Connie Valdez 

Hungry to share, care

By Robin Harkey

When my children were little, one of my absolute favorite things to do with them was to read. Cuddled up on the couch, floor or bedroom, we would sit together for hours sifting through a mountain of literary adventures to look for another story to devour.

Out of the books, we were hungry to read; “Stone Soup” was at the top of the menu. In the story, a hungry traveler came upon a village filled with people who had food to share but were hesitant.

To get the villagers to give, the traveler brought out a large pot then filled it with water and a stone to make stone soup. The traveler said he would be happy to share his delicious creation, but it would need more depth, more ingredients. Being creatures of hunger, one by one, the villagers emerged from their houses to drop in first a potato, then a carrot, turnips, beans, chicken and broth, salt then pepper. After some time of simmering, the traveler removes the stone, and together they enjoy the savory soup.

The moral of the story is that we all have something to share, and many times, we need others to help us see that we can. When we are generous, even small, seemingly insignificant gifts can fuel the hearts and minds of dreams here in our community. One such dream is for that of Shields Elementary kindergarten teacher, Mrs. Sandra Caltzonzin.

Sandra’s dream was fully funded by the Education Foundation back in August of 2019. Being a gardener at heart, Sandra describes how “now is a time when our families need fresh veggies in their diet and may not have the funds to purchase them.”

She started her project last semester using recycled lumber from her old garden at F.W. Gross to make the most of her grant funding. From those humble three planters, her garden grew to eight this semester as a result of her husband’s handy construction skills. With all this space, she has a bountiful harvest in the making to include zucchini, potatoes, squash, onions, tomatoes, cucumbers, bell peppers and okra.

In late April, parent Connie Valdez was her first recipient of produce. Connie shared, “We used the squash in chicken soup and the potatoes for mashed potatoes. It feels good knowing that the children planted what we are eating.

It’s also wonderful that the Foundation awarded the money to Mrs. Caltzonzin. We are grateful to her for doing this and teaching the children about gardening.”

Many more families are in line to receive these veggies.
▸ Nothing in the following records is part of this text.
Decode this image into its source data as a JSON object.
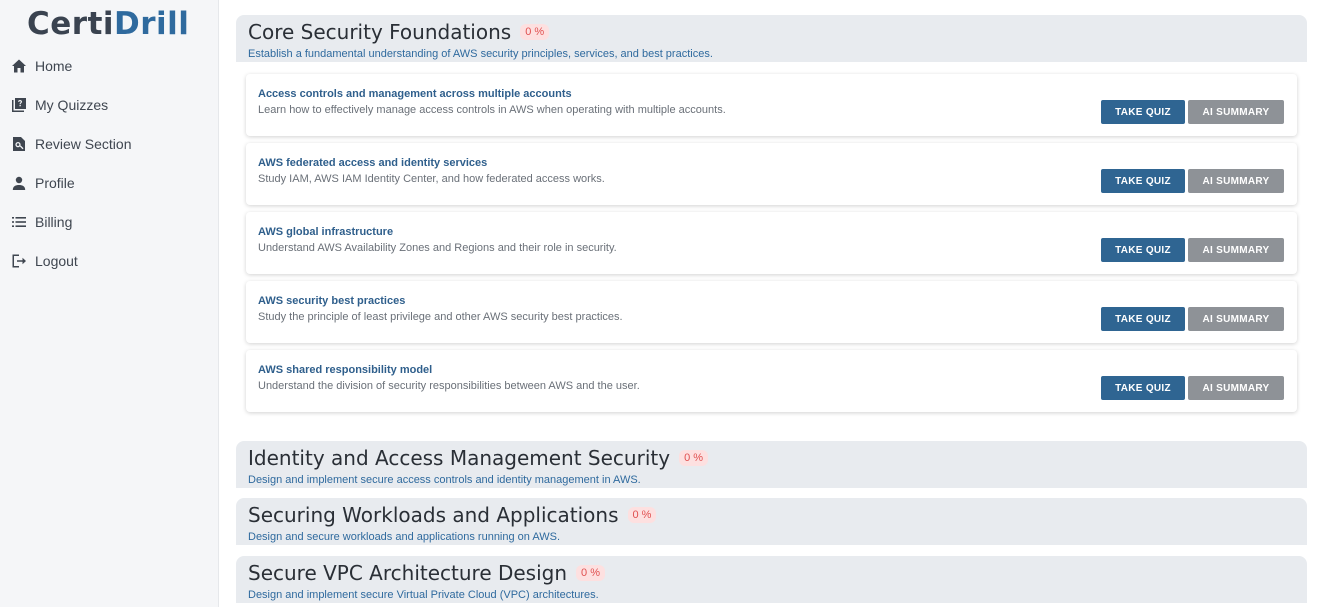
{
  "brand": {
    "part1": "Certi",
    "part2": "Drill"
  },
  "nav": [
    {
      "label": "Home",
      "icon": "home-icon"
    },
    {
      "label": "My Quizzes",
      "icon": "quiz-book-icon"
    },
    {
      "label": "Review Section",
      "icon": "review-search-icon"
    },
    {
      "label": "Profile",
      "icon": "person-icon"
    },
    {
      "label": "Billing",
      "icon": "list-icon"
    },
    {
      "label": "Logout",
      "icon": "logout-icon"
    }
  ],
  "sections": [
    {
      "title": "Core Security Foundations",
      "percent": "0 %",
      "description": "Establish a fundamental understanding of AWS security principles, services, and best practices."
    },
    {
      "title": "Identity and Access Management Security",
      "percent": "0 %",
      "description": "Design and implement secure access controls and identity management in AWS."
    },
    {
      "title": "Securing Workloads and Applications",
      "percent": "0 %",
      "description": "Design and secure workloads and applications running on AWS."
    },
    {
      "title": "Secure VPC Architecture Design",
      "percent": "0 %",
      "description": "Design and implement secure Virtual Private Cloud (VPC) architectures."
    }
  ],
  "topics": [
    {
      "title": "Access controls and management across multiple accounts",
      "description": "Learn how to effectively manage access controls in AWS when operating with multiple accounts."
    },
    {
      "title": "AWS federated access and identity services",
      "description": "Study IAM, AWS IAM Identity Center, and how federated access works."
    },
    {
      "title": "AWS global infrastructure",
      "description": "Understand AWS Availability Zones and Regions and their role in security."
    },
    {
      "title": "AWS security best practices",
      "description": "Study the principle of least privilege and other AWS security best practices."
    },
    {
      "title": "AWS shared responsibility model",
      "description": "Understand the division of security responsibilities between AWS and the user."
    }
  ],
  "buttons": {
    "take_quiz": "TAKE QUIZ",
    "ai_summary": "AI SUMMARY"
  },
  "colors": {
    "accent": "#2f6a9e",
    "button_primary": "#2f6592",
    "button_secondary": "#8e9297",
    "badge_bg": "#fde0e0",
    "badge_text": "#e05050"
  }
}
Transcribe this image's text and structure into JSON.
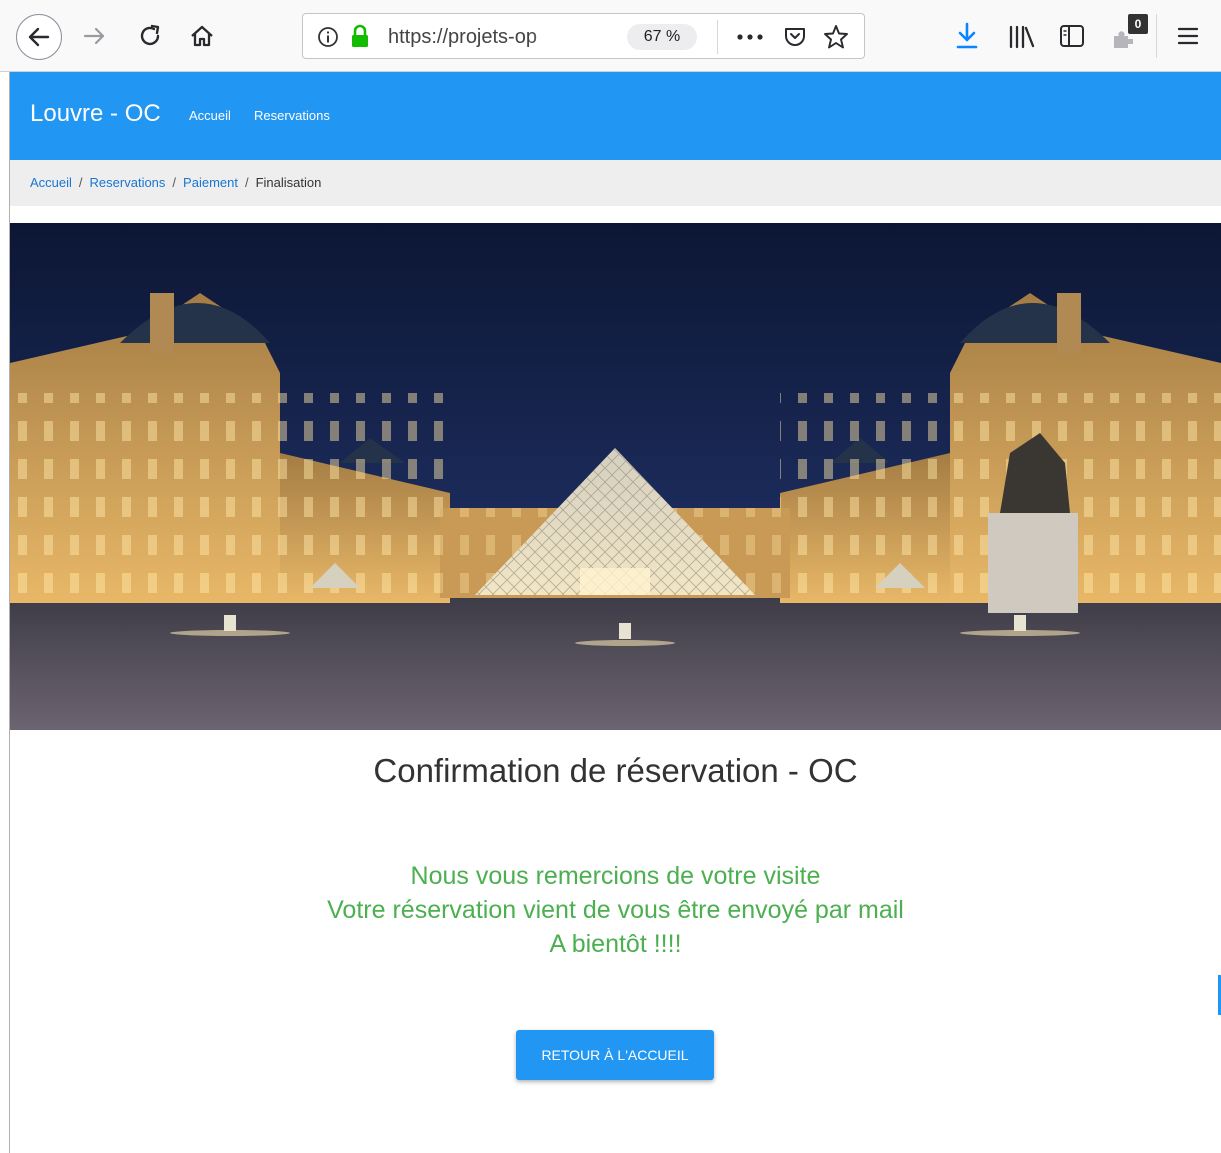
{
  "browser": {
    "url": "https://projets-op",
    "zoom": "67 %",
    "downloads_count": "0",
    "colors": {
      "download": "#0a84ff",
      "lock": "#12bc00"
    }
  },
  "site": {
    "brand": "Louvre - OC",
    "nav": [
      {
        "label": "Accueil"
      },
      {
        "label": "Reservations"
      }
    ],
    "colors": {
      "primary": "#2196f3",
      "success": "#4caf50"
    }
  },
  "breadcrumb": {
    "items": [
      {
        "label": "Accueil"
      },
      {
        "label": "Reservations"
      },
      {
        "label": "Paiement"
      },
      {
        "label": "Finalisation"
      }
    ],
    "separator": "/"
  },
  "hero": {
    "icon": "louvre-pyramid-night-photo"
  },
  "main": {
    "title": "Confirmation de réservation - OC",
    "messages": [
      "Nous vous remercions de votre visite",
      "Votre réservation vient de vous être envoyé par mail",
      "A bientôt !!!!"
    ],
    "cta_label": "RETOUR À L'ACCUEIL"
  }
}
And with Mrs. Caltzonzin’s visits to the school garden twice or more per week to water, fertilize and pick, these families will continue to enjoy all this fresh nutrition.

Sandra anticipates the harvest to continue over the summer months, too.

So, are you hungry to share? We are, and we do. And with your help, we still can.